Student shadowing, simply put, changed my life.  In 2008, during a sabbatical year, I visited 21 21st century high schools, shadowing students, usually 11th graders, for entire school days at each site.   At each, I made every effort to sit in the student seat, experience the class as a student would, partake of most the tasks students were performing, while also (furiously) keyboarding on my Macbook, writing for my blog.   Over the course of these several months, I immersed myself in both traditional and innovative curriculum and instruction, and came away with a newfound and deeply help appreciation for the true potential of secondary learning and a pained sense of how frequently we fall far short.

As a result, my work in school leadership changed dramatically, and not too long thereafter, my career course changed, to work trying to support all, not just one, school in shifting in the directions identified from my shadowing observations.

Each day visiting resulted in blog posts of 1000-3000 words; I recapped my experience in a post called “lessons learned,” available here. 

But that post contains the lessons learned about schooling– not about shadowing.   Here let me draw upon those 21 days, and subsequent reflection and discovery, to offer suggestions for those embarking on student shadowing.

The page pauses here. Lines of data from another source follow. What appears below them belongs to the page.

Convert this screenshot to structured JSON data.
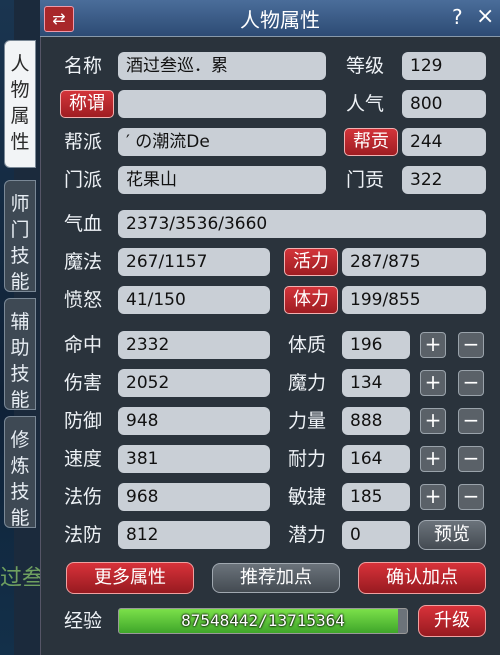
{
  "window": {
    "title": "人物属性",
    "help": "?",
    "close": "×",
    "back": "⇄"
  },
  "tabs": [
    {
      "label": "人物属性",
      "active": true
    },
    {
      "label": "师门技能",
      "active": false
    },
    {
      "label": "辅助技能",
      "active": false
    },
    {
      "label": "修炼技能",
      "active": false
    }
  ],
  "background_text": "过叁",
  "info": {
    "name_label": "名称",
    "name": "酒过叁巡．累",
    "level_label": "等级",
    "level": "129",
    "title_button": "称谓",
    "title_value": "",
    "popularity_label": "人气",
    "popularity": "800",
    "gang_label": "帮派",
    "gang": "′ の潮流De",
    "contribution_button": "帮贡",
    "contribution": "244",
    "sect_label": "门派",
    "sect": "花果山",
    "sect_contribution_label": "门贡",
    "sect_contribution": "322"
  },
  "vitals": {
    "hp_label": "气血",
    "hp": "2373/3536/3660",
    "mp_label": "魔法",
    "mp": "267/1157",
    "vitality_button": "活力",
    "vitality": "287/875",
    "rage_label": "愤怒",
    "rage": "41/150",
    "stamina_button": "体力",
    "stamina": "199/855"
  },
  "stats_left": [
    {
      "label": "命中",
      "value": "2332"
    },
    {
      "label": "伤害",
      "value": "2052"
    },
    {
      "label": "防御",
      "value": "948"
    },
    {
      "label": "速度",
      "value": "381"
    },
    {
      "label": "法伤",
      "value": "968"
    },
    {
      "label": "法防",
      "value": "812"
    }
  ],
  "stats_right": [
    {
      "label": "体质",
      "value": "196"
    },
    {
      "label": "魔力",
      "value": "134"
    },
    {
      "label": "力量",
      "value": "888"
    },
    {
      "label": "耐力",
      "value": "164"
    },
    {
      "label": "敏捷",
      "value": "185"
    },
    {
      "label": "潜力",
      "value": "0"
    }
  ],
  "plus": "+",
  "minus": "−",
  "preview_button": "预览",
  "buttons": {
    "more": "更多属性",
    "recommend": "推荐加点",
    "confirm": "确认加点"
  },
  "exp": {
    "label": "经验",
    "value": "87548442/13715364",
    "fill_fraction": 0.97,
    "upgrade_button": "升级"
  }
}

  1.  Consider reading or reviewing some of the excellent writing that exists about the experience of shadowing students.   I’d direct people to one of the following three resources (in addition to my own, of course): Michael Thompson’s book, The Pressured Child; Denise Pope’s book, Doing School; and Alexis Wiggins’ reflection on Grant Wiggins’ blog.
  2. Take your reflections further by writing, and not just writing afterwards, and not just writing for yourself.  Make the commitment to make the most of your time by writing during the day, sneaking in a few moments as you are able, and then returning to write more at the end of the day- not the next.  And post, publish, distribute, make transparent your observations and learning.
  3. Select several, but not too many, questions you wish to pursue over the course of the day– and own them as close to your vest as you can.   “Am I learning?  Do I feel engaged/motivated/respected/encouraged in this context? Is what we’re doing here meaningful/preparatory/significant to my life and to how I can partially perceive a student’s life?”  Of course you can and will make observations and find answers to questions above and beyond the original set of questions you ask, (and of course there are real limits to how fully you can inhabit the worldview and life experience of your students), but clarifying for yourself what you are looking for, what you seek to understand better, will help make more meaning of the experience.
  4. Do the work.  I noted this above, but I want to reiterate.  Be more than an observer.  If asked to do a quiz, or write an essay, or work in groups, or listen to the lecture, do so: do what the students are asked to do.
  5. Shadow a second time.   Comparison is critical to insight: without it, it is so much harder to make judgment.   Try wine tasting, for instance, without multiple wines: there is so much more to infer, more to learn, more to comprehend when comparing two or more samples.    It is more time and maybe that makes it impossible, but seek to shadow two students on two days: a boy and a girl; a student from a relatively more advantaged background and one from a less advantaged circumstance; a student at your school and one at a school you know to be very different from your own.

Take the initiative, commit the time, and invest your all: student shadowing provides insights which will inspire and inform your leadership for months or years to come.